Exercise prompt – When the listing has been read, print it out again in full, word for word.

Information supplied –
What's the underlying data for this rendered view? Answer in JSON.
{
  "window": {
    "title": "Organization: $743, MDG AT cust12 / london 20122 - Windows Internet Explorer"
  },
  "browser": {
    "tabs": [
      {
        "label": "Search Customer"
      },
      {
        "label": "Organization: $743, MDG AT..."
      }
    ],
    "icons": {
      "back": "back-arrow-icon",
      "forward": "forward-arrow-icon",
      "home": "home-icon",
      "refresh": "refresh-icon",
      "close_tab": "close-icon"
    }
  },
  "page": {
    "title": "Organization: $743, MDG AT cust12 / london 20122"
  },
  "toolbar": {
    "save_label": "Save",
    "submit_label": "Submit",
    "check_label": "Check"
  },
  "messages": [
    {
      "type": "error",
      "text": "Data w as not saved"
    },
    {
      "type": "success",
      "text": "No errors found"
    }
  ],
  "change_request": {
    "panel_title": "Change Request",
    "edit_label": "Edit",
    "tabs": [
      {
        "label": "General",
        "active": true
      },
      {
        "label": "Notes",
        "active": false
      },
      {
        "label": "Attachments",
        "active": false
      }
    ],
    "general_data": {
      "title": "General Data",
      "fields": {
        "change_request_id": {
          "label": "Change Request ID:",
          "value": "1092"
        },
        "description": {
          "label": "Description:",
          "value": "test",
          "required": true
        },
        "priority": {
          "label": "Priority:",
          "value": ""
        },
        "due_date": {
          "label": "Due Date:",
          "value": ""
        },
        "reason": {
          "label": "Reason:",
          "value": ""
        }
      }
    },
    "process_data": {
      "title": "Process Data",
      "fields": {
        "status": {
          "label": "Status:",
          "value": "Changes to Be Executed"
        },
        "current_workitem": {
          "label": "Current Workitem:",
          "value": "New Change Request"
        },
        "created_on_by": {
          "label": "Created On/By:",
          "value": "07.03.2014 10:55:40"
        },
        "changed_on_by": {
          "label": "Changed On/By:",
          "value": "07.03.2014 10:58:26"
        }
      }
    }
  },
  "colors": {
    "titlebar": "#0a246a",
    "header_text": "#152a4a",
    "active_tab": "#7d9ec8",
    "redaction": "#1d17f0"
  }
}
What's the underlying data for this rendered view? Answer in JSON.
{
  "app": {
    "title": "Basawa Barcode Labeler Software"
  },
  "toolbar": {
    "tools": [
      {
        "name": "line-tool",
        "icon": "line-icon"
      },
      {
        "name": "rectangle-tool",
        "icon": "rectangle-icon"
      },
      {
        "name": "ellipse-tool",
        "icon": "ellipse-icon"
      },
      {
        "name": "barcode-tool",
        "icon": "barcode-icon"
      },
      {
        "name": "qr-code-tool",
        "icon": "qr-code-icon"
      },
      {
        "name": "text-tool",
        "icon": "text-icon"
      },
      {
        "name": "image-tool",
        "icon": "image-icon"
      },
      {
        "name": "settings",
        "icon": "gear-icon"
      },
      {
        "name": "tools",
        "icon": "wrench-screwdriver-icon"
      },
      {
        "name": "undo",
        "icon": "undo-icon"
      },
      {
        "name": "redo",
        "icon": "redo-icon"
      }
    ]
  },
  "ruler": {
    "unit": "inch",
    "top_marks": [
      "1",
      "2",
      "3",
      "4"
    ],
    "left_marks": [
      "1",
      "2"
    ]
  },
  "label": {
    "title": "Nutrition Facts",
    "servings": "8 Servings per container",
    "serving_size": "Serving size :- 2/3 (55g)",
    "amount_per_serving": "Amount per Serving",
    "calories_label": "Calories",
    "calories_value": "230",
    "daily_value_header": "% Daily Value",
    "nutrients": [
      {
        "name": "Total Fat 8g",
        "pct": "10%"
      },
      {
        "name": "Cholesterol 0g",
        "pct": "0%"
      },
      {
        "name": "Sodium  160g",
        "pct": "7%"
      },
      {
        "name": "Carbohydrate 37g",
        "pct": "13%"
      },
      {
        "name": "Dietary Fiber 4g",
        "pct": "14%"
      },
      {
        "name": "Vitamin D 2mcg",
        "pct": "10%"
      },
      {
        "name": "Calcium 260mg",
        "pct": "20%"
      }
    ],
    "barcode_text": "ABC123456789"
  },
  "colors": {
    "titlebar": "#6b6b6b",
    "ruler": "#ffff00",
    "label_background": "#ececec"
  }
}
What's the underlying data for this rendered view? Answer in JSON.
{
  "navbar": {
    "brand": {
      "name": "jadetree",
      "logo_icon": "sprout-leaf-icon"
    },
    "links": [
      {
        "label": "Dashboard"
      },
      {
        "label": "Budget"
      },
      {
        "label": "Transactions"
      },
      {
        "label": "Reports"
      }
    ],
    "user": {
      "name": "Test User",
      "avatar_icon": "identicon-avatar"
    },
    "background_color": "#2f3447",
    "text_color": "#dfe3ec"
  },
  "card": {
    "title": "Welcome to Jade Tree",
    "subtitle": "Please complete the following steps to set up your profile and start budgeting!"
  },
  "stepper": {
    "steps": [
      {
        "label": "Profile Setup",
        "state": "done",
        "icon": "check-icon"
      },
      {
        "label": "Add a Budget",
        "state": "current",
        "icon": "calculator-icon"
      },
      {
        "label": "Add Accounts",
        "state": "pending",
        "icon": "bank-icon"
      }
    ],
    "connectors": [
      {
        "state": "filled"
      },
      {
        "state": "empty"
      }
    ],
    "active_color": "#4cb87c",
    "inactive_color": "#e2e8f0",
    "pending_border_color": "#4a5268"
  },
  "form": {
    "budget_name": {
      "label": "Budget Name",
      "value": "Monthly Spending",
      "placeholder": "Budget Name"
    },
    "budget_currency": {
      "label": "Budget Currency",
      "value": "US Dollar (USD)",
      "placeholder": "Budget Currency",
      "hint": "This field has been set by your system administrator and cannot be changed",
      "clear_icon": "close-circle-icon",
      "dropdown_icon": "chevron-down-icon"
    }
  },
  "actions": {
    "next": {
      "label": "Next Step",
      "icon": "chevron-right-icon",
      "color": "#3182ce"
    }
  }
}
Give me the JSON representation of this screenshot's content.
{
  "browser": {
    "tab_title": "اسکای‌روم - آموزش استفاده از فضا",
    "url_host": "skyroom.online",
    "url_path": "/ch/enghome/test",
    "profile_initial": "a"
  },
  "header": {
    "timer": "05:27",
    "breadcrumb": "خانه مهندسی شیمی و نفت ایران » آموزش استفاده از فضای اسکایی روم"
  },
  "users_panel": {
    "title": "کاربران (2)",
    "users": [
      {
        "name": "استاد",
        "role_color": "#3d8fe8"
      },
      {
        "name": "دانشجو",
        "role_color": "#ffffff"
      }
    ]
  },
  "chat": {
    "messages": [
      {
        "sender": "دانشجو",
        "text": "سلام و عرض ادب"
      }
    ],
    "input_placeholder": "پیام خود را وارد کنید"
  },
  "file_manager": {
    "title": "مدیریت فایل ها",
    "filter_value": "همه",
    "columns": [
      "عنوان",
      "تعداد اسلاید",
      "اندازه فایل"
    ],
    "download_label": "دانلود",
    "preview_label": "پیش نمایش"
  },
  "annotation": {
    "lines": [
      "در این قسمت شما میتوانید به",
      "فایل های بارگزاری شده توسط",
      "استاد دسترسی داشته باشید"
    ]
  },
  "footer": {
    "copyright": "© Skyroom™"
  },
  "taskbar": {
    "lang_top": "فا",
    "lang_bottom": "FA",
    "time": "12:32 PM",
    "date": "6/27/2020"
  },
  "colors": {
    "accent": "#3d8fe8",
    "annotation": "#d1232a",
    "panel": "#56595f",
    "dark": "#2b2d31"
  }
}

Exercise result –
What's the underlying data for this rendered view? Answer in JSON.
{
  "window": {
    "title": "Organization: $743, MDG AT cust12 / london 20122 - Windows Internet Explorer"
  },
  "browser": {
    "tabs": [
      {
        "label": "Search Customer"
      },
      {
        "label": "Organization: $743, MDG AT..."
      }
    ],
    "icons": {
      "back": "back-arrow-icon",
      "forward": "forward-arrow-icon",
      "home": "home-icon",
      "refresh": "refresh-icon",
      "close_tab": "close-icon"
    }
  },
  "page": {
    "title": "Organization: $743, MDG AT cust12 / london 20122"
  },
  "toolbar": {
    "save_label": "Save",
    "submit_label": "Submit",
    "check_label": "Check"
  },
  "messages": [
    {
      "type": "error",
      "text": "Data w as not saved"
    },
    {
      "type": "success",
      "text": "No errors found"
    }
  ],
  "change_request": {
    "panel_title": "Change Request",
    "edit_label": "Edit",
    "tabs": [
      {
        "label": "General",
        "active": true
      },
      {
        "label": "Notes",
        "active": false
      },
      {
        "label": "Attachments",
        "active": false
      }
    ],
    "general_data": {
      "title": "General Data",
      "fields": {
        "change_request_id": {
          "label": "Change Request ID:",
          "value": "1092"
        },
        "description": {
          "label": "Description:",
          "value": "test",
          "required": true
        },
        "priority": {
          "label": "Priority:",
          "value": ""
        },
        "due_date": {
          "label": "Due Date:",
          "value": ""
        },
        "reason": {
          "label": "Reason:",
          "value": ""
        }
      }
    },
    "process_data": {
      "title": "Process Data",
      "fields": {
        "status": {
          "label": "Status:",
          "value": "Changes to Be Executed"
        },
        "current_workitem": {
          "label": "Current Workitem:",
          "value": "New Change Request"
        },
        "created_on_by": {
          "label": "Created On/By:",
          "value": "07.03.2014 10:55:40"
        },
        "changed_on_by": {
          "label": "Changed On/By:",
          "value": "07.03.2014 10:58:26"
        }
      }
    }
  },
  "colors": {
    "titlebar": "#0a246a",
    "header_text": "#152a4a",
    "active_tab": "#7d9ec8",
    "redaction": "#1d17f0"
  }
}
What's the underlying data for this rendered view? Answer in JSON.
{
  "app": {
    "title": "Basawa Barcode Labeler Software"
  },
  "toolbar": {
    "tools": [
      {
        "name": "line-tool",
        "icon": "line-icon"
      },
      {
        "name": "rectangle-tool",
        "icon": "rectangle-icon"
      },
      {
        "name": "ellipse-tool",
        "icon": "ellipse-icon"
      },
      {
        "name": "barcode-tool",
        "icon": "barcode-icon"
      },
      {
        "name": "qr-code-tool",
        "icon": "qr-code-icon"
      },
      {
        "name": "text-tool",
        "icon": "text-icon"
      },
      {
        "name": "image-tool",
        "icon": "image-icon"
      },
      {
        "name": "settings",
        "icon": "gear-icon"
      },
      {
        "name": "tools",
        "icon": "wrench-screwdriver-icon"
      },
      {
        "name": "undo",
        "icon": "undo-icon"
      },
      {
        "name": "redo",
        "icon": "redo-icon"
      }
    ]
  },
  "ruler": {
    "unit": "inch",
    "top_marks": [
      "1",
      "2",
      "3",
      "4"
    ],
    "left_marks": [
      "1",
      "2"
    ]
  },
  "label": {
    "title": "Nutrition Facts",
    "servings": "8 Servings per container",
    "serving_size": "Serving size :- 2/3 (55g)",
    "amount_per_serving": "Amount per Serving",
    "calories_label": "Calories",
    "calories_value": "230",
    "daily_value_header": "% Daily Value",
    "nutrients": [
      {
        "name": "Total Fat 8g",
        "pct": "10%"
      },
      {
        "name": "Cholesterol 0g",
        "pct": "0%"
      },
      {
        "name": "Sodium  160g",
        "pct": "7%"
      },
      {
        "name": "Carbohydrate 37g",
        "pct": "13%"
      },
      {
        "name": "Dietary Fiber 4g",
        "pct": "14%"
      },
      {
        "name": "Vitamin D 2mcg",
        "pct": "10%"
      },
      {
        "name": "Calcium 260mg",
        "pct": "20%"
      }
    ],
    "barcode_text": "ABC123456789"
  },
  "colors": {
    "titlebar": "#6b6b6b",
    "ruler": "#ffff00",
    "label_background": "#ececec"
  }
}
What's the underlying data for this rendered view? Answer in JSON.
{
  "navbar": {
    "brand": {
      "name": "jadetree",
      "logo_icon": "sprout-leaf-icon"
    },
    "links": [
      {
        "label": "Dashboard"
      },
      {
        "label": "Budget"
      },
      {
        "label": "Transactions"
      },
      {
        "label": "Reports"
      }
    ],
    "user": {
      "name": "Test User",
      "avatar_icon": "identicon-avatar"
    },
    "background_color": "#2f3447",
    "text_color": "#dfe3ec"
  },
  "card": {
    "title": "Welcome to Jade Tree",
    "subtitle": "Please complete the following steps to set up your profile and start budgeting!"
  },
  "stepper": {
    "steps": [
      {
        "label": "Profile Setup",
        "state": "done",
        "icon": "check-icon"
      },
      {
        "label": "Add a Budget",
        "state": "current",
        "icon": "calculator-icon"
      },
      {
        "label": "Add Accounts",
        "state": "pending",
        "icon": "bank-icon"
      }
    ],
    "connectors": [
      {
        "state": "filled"
      },
      {
        "state": "empty"
      }
    ],
    "active_color": "#4cb87c",
    "inactive_color": "#e2e8f0",
    "pending_border_color": "#4a5268"
  },
  "form": {
    "budget_name": {
      "label": "Budget Name",
      "value": "Monthly Spending",
      "placeholder": "Budget Name"
    },
    "budget_currency": {
      "label": "Budget Currency",
      "value": "US Dollar (USD)",
      "placeholder": "Budget Currency",
      "hint": "This field has been set by your system administrator and cannot be changed",
      "clear_icon": "close-circle-icon",
      "dropdown_icon": "chevron-down-icon"
    }
  },
  "actions": {
    "next": {
      "label": "Next Step",
      "icon": "chevron-right-icon",
      "color": "#3182ce"
    }
  }
}
Give me the JSON representation of this screenshot's content.
{
  "browser": {
    "tab_title": "اسکای‌روم - آموزش استفاده از فضا",
    "url_host": "skyroom.online",
    "url_path": "/ch/enghome/test",
    "profile_initial": "a"
  },
  "header": {
    "timer": "05:27",
    "breadcrumb": "خانه مهندسی شیمی و نفت ایران » آموزش استفاده از فضای اسکایی روم"
  },
  "users_panel": {
    "title": "کاربران (2)",
    "users": [
      {
        "name": "استاد",
        "role_color": "#3d8fe8"
      },
      {
        "name": "دانشجو",
        "role_color": "#ffffff"
      }
    ]
  },
  "chat": {
    "messages": [
      {
        "sender": "دانشجو",
        "text": "سلام و عرض ادب"
      }
    ],
    "input_placeholder": "پیام خود را وارد کنید"
  },
  "file_manager": {
    "title": "مدیریت فایل ها",
    "filter_value": "همه",
    "columns": [
      "عنوان",
      "تعداد اسلاید",
      "اندازه فایل"
    ],
    "download_label": "دانلود",
    "preview_label": "پیش نمایش"
  },
  "annotation": {
    "lines": [
      "در این قسمت شما میتوانید به",
      "فایل های بارگزاری شده توسط",
      "استاد دسترسی داشته باشید"
    ]
  },
  "footer": {
    "copyright": "© Skyroom™"
  },
  "taskbar": {
    "lang_top": "فا",
    "lang_bottom": "FA",
    "time": "12:32 PM",
    "date": "6/27/2020"
  },
  "colors": {
    "accent": "#3d8fe8",
    "annotation": "#d1232a",
    "panel": "#56595f",
    "dark": "#2b2d31"
  }
}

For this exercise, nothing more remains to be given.